For a simple fix like this I expect that the bug report contains some instructions on how to reproduce (1) the issue and often even links a git hash or commit in the upstream codebase (2) where one can find the patch.
Naturally every case is different and one can not expect to be served with ready made reproducers and fixes on a silver plate like me in this particular case. More often it takes more sweat and time to get the fix ready.
The package source tree contains a set of standard files. The most important two for us now are the tar.gz file of the untouched upstream source code and the spec file for the package. I need to make five steps:
1. Unpack the tar.gz and make a .orig copy of the upstream source directory
tar -zxf vim-8.0.1568.tar.gz cp vim-8.0.1568 vim-8.0.1568.orig

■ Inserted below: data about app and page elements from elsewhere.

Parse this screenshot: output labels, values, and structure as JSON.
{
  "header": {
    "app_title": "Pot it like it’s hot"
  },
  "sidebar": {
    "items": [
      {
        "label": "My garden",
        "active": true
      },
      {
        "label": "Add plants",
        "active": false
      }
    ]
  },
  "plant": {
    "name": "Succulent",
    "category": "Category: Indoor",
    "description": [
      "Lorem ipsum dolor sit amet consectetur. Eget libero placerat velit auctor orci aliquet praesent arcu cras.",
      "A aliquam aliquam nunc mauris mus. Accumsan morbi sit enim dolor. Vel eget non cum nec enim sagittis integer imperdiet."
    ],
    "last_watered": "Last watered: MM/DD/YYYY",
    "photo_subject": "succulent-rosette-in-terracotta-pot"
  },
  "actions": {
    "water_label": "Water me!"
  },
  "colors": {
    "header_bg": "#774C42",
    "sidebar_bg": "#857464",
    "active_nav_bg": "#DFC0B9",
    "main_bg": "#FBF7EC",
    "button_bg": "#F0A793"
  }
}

I make the .orig directory to create the patch file once I managed to apply the fix on the source directory. As in distribution packages we very seldom (if ever) change the upstream source tar.gz but instead we create patch files. I call these patches distro patches. Each distro has their own patch sets for their packages. Often they are similar and naturally one can find the same security patches in all well maintained distributions.
2. Build the source code and try to reproduce the bug
Since the bug in our case is about a stack corruption and this kind of memory corruption vulnerabilities can cause bypass protection mechanisms and be successful arbitrary code execution I will build the source with Address Sanitizer
CC=gcc CFLAGS="-fsanitize=address -O2" LDFLAGS=-fsanitize=address ./configure --enable-gui=none --with-features=huge make -j$(nproc)
Not all cases require such measure and the project may build in a different way. Reading the fine manual usually helps.
Naturally it is important to build the source in the right environment. In this post I do not cover it but one need to have access to the right development environment. Usually a chroot, container, vm or a dedicated build server is what we use. In case of openSUSE maintenance I have easy job as my main OS is openSUSE Tumbleweed.
Once I have the binaries I can try to reproduce the bug
3. Fix the bug, apply the upstream patch and create the distro patch
That is where the .orig directory comes handy. To fix the bug I needed to modify two files, the src/globals.h and the src/eval.c so creating the vim-8.0.1568-CVE-2022-0351.patch file I need these two commands:
diff -u vim-8.0.1568.orig/src/globals.h vim-8.0.1568/src/globals.h >vim-8.0.1568-CVE-2022-0351.patch diff -u vim-8.0.1568.orig/src/eval.c vim-8.0.1568/src/eval.c >> vim-8.0.1568-CVE-2022-0351.patch
4. Take care of package housekeeping and push the package for a test build
I add the patch file to the
vim.spec file. It is rather unlikely that my patch is the first distro patch so it is easy to find where these two lines should be added
[...] Patch106: vim-8.0.1568-CVE-2022-0351.patch [...] %patch106 -p1 [...]
Naturally I need to add the patch file to the project and push for a build
osc add vim-8.0.1568-CVE-2022-0351.patc
and push for a build to the right build server, depending on the target codebase
osc -A https://api.opensuse.org commit -m "Fixing #1195126 CVE-2022-0351: vim: uncontrolled recursion in eval7()"
osc -A https://api.suse.de commit -m "Fixing #1195126 CVE-2022-0351: vim: uncontrolled recursion in eval7()"
5. Submit a request
If all goes well so far then all I need is to submit my request for the change and look for the feedback.
osc -A https://api.opensuse.org submitrequest -m 'Fixing #1195126 CVE-2022-0351: vim: uncontrolled recursion in eval7()'
osc -A https://api.suse.de submitrequest -m 'Fixing #1195126 CVE-2022-0351: vim: uncontrolled recursion in eval7()'
The submit request command will return a unique request ID. This ID I can follow on the build system and see if the administrators ask for any change or improvement.
All in all, I believe I can make a point here that contributing to SLE or to openSUSE is really not a rocket science. The workflow is straight forward and the tools are easy to use.